--- About this task ---
Among the records, which lines include "label"? List them.

Saved data entries
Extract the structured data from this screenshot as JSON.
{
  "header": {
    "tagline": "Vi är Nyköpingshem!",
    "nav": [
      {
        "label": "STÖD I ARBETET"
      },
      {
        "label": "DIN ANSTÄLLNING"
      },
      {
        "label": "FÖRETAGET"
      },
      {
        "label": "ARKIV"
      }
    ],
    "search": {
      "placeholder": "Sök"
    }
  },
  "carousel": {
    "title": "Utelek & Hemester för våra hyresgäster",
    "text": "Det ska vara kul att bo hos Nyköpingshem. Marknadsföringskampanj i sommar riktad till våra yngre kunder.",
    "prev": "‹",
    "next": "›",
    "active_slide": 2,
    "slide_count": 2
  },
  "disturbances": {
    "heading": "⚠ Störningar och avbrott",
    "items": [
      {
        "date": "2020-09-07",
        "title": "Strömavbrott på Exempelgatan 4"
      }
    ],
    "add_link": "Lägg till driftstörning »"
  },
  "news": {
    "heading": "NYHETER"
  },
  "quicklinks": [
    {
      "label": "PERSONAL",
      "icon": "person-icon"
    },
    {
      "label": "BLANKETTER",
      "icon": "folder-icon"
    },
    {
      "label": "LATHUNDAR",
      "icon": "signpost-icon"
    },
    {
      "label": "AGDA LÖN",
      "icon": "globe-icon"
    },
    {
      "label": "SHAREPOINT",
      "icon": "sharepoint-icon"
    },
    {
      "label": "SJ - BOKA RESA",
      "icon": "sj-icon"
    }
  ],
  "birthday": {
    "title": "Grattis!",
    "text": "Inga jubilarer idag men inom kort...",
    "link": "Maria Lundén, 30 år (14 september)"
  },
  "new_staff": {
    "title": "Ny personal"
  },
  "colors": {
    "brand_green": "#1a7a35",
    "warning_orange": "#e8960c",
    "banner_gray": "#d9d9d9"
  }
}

--- Written reply ---
        "label": "STÖD I ARBETET"
        "label": "DIN ANSTÄLLNING"
        "label": "FÖRETAGET"
        "label": "ARKIV"
      "label": "PERSONAL",
      "label": "BLANKETTER",
      "label": "LATHUNDAR",
      "label": "AGDA LÖN",
      "label": "SHAREPOINT",
      "label": "SJ - BOKA RESA",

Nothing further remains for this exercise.